● **TASK BRIEF**
Whenever the word "name" turns up in a line below, that line should be copied.

● **Data about app and page elements**

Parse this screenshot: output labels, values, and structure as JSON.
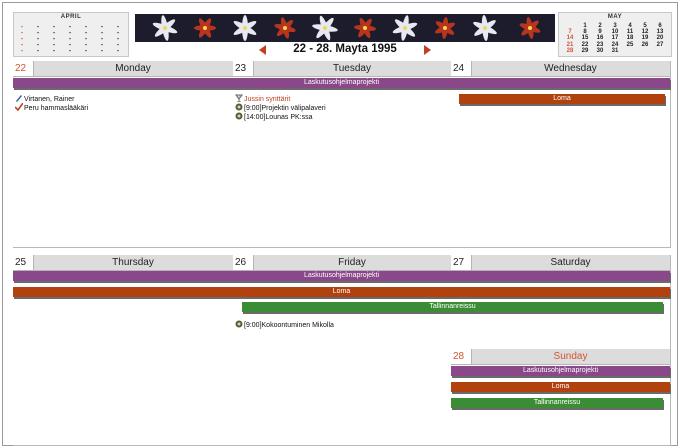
{
  "header": {
    "week_title": "22 - 28. Mayta 1995",
    "prev_label": "previous-week",
    "next_label": "next-week"
  },
  "mini_calendars": {
    "april": {
      "title": "APRIL"
    },
    "may": {
      "title": "MAY",
      "rows": [
        [
          "",
          "1",
          "2",
          "3",
          "4",
          "5",
          "6"
        ],
        [
          "7",
          "8",
          "9",
          "10",
          "11",
          "12",
          "13"
        ],
        [
          "14",
          "15",
          "16",
          "17",
          "18",
          "19",
          "20"
        ],
        [
          "21",
          "22",
          "23",
          "24",
          "25",
          "26",
          "27"
        ],
        [
          "28",
          "29",
          "30",
          "31",
          "",
          "",
          ""
        ]
      ]
    }
  },
  "days": {
    "mon": {
      "num": "22",
      "name": "Monday"
    },
    "tue": {
      "num": "23",
      "name": "Tuesday"
    },
    "wed": {
      "num": "24",
      "name": "Wednesday"
    },
    "thu": {
      "num": "25",
      "name": "Thursday"
    },
    "fri": {
      "num": "26",
      "name": "Friday"
    },
    "sat": {
      "num": "27",
      "name": "Saturday"
    },
    "sun": {
      "num": "28",
      "name": "Sunday"
    }
  },
  "bars": {
    "project": "Laskutusohjelmaprojekti",
    "vacation": "Loma",
    "trip": "Tallinnanreissu"
  },
  "events": {
    "mon_1": "Virtanen, Rainer",
    "mon_2": "Peru hammaslääkäri",
    "tue_1": "Jussin synttärit",
    "tue_2": "[9:00]Projektin välipalaveri",
    "tue_3": "[14:00]Lounas PK:ssa",
    "fri_1": "[9:00]Kokoontuminen Mikolla"
  },
  "colors": {
    "project": "#8a478a",
    "vacation": "#b1420e",
    "trip": "#3a8d34",
    "sunday": "#d0562f",
    "accent": "#c0401f"
  }
}
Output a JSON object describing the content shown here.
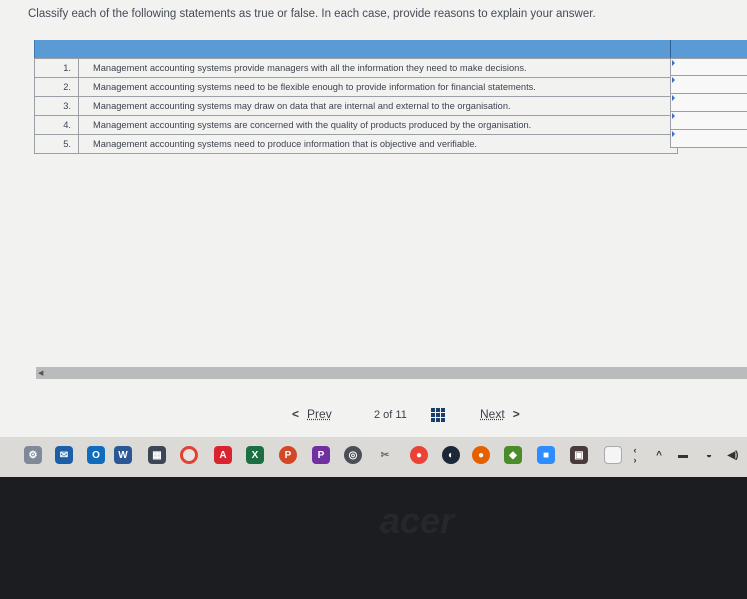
{
  "question": {
    "instruction": "Classify each of the following statements as true or false. In each case, provide reasons to explain your answer."
  },
  "statements": [
    {
      "num": "1.",
      "text": "Management accounting systems provide managers with all the information they need to make decisions."
    },
    {
      "num": "2.",
      "text": "Management accounting systems need to be flexible enough to provide information for financial statements."
    },
    {
      "num": "3.",
      "text": "Management accounting systems may draw on data that are internal and external to the organisation."
    },
    {
      "num": "4.",
      "text": "Management accounting systems are concerned with the quality of products produced by the organisation."
    },
    {
      "num": "5.",
      "text": "Management accounting systems need to produce information that is objective and verifiable."
    }
  ],
  "pagination": {
    "prev_label": "Prev",
    "page_text": "2 of 11",
    "next_label": "Next"
  },
  "taskbar": {
    "icons": [
      "settings-icon",
      "mail-icon",
      "outlook-icon",
      "word-icon",
      "calculator-icon",
      "chrome-icon",
      "acrobat-icon",
      "excel-icon",
      "powerpoint-icon",
      "publisher-icon",
      "camera-icon",
      "tools-icon",
      "maps-icon",
      "steam-icon",
      "firefox-icon",
      "layers-icon",
      "zoom-icon",
      "media-icon",
      "file-icon"
    ]
  },
  "brand": {
    "text": "acer"
  },
  "colors": {
    "header_blue": "#5b9bd5",
    "screen_bg": "#f2f3f1",
    "taskbar_bg": "#dcdad6"
  }
}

● **RESPONSE BELOW**
      "name": "Monday"
      "name": "Tuesday"
      "name": "Wednesday"
      "name": "Thursday"
      "name": "Friday"
      "name": "Saturday"
      "name": "Sunday"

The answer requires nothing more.